We found that compared to a different intervention run by Addaction that wasn’t aimed specifically at veterans, the project had a marked difference in veterans’ transition to civilian life and recovery from addictions.
Tough times on civvy street
The task of becoming a civilian after time in the forces can prove one of the toughest changes that service personnel face.
One ex-forces member in recovery from addiction, Gillie (not his real name), explained to me, “Being able to go out into the world and not ‘tolerate’ civilians, but sort of realise, ‘Well I am a civilian now’, and have that like change in thinking of being like ‘I’m not going to get very far if I think that every civilian is an alien’, if you like.”
Many veterans can struggle with this sense of separation from the civilian population – and some veterans need more help than others.
Substance misuse problems may arise from a sense of loss of a veteran’s military identity and confidence. Veterans often find themselves at the end of their military career without having the inclination or the emotional and social resources to adopt a civilian identity.
non veteran-specific services may not adequately address veterans’ distinct transitional and ongoing challenges.
The veterans we interviewed in the Right Turn project told us that they had previous experience of support services that were designed for civilians. But they said these services did not acknowledge the unique experience of those who have served in the military and how this is linked to other aspects of their lives.
Help back on the ‘straight and narrow’
The Right Turn model looks at a person’s issues in the context of their whole life, rather than focusing on their substance use in isolation.
We found this reduced the likelihood of contact with the criminal justice system and continued substance misuse. It also helped to avoid further deterioration in mental and physical health, as well as helping participants address practical day-to-day issues, such as the social exclusion that many veterans experience on leaving service.
Some of the veterans had come into contact with criminal justice services before joining the project. Since the Right Turn intervention all the 23 veterans we interviewed and surveyed throughout the project had stayed on the “straight and narrow”.
They all also gained and maintained recovery status – meaning they had achieved their goal of managing their addiction.
When we compared this with an equivalent group of veterans who accessed a separate service run by Addaction that wasn’t aimed specifically at veterans, the Right Turn participants achieved improved physical and psychological health outcomes. In contrast, the majority of the veterans in the comparison sample experienced a significant deterioration in their physical and psychological health.
Using military camaraderie
Rather than ignoring veterans’ military identity, the Right Turn project builds upon it to create a new military-veteran citizenship in the civilian world. Right Turn redirects the comradeship and mutual resilience that underpinned veterans’ military life to support them in establishing a new identity. This then helps them to sustain their recovery from alcohol and drug addiction.
Our research illustrated that the greatest asset veterans have is their membership of the wider armed forces community – with a shared sense of belonging and purpose. Two ex-forces personnel meeting on the street for the first time instantly know they have more in common with each other than their work colleagues, their neighbours and other civilians living around them.
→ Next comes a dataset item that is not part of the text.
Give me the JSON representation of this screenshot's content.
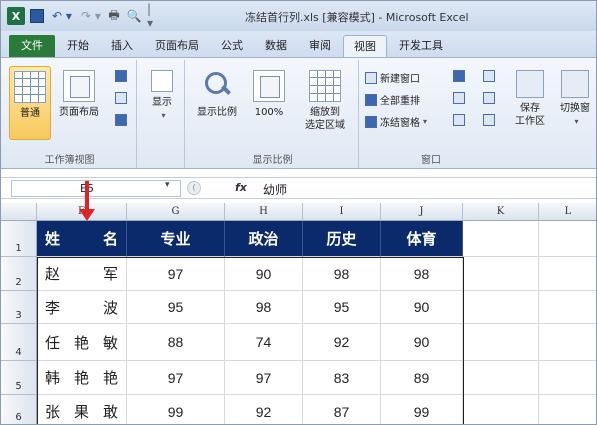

They are still in it together.
We found that engaging in this project resulted in significant behaviour change. Veterans reported a greater sense of security and confidence in their capacity to manage practical, day-to-day matters, such as accommodation and finances.
As Gillie told me, “I’ve got to conform, but you’ve got that safety net from the Right Turn that helps you make that transition.”
Veterans told us that they had accessed Right Turn because it was only for military veterans. This also meant they were motivated to keep attending because they did not want to let down the group.
If military identity is valued these veterans can recognise their individual strengths and play a full and valued part in civilian life – a part enhanced by their proud acceptance of their status as ex-forces.
This article was first published on
The Conversation on 23 June 2017.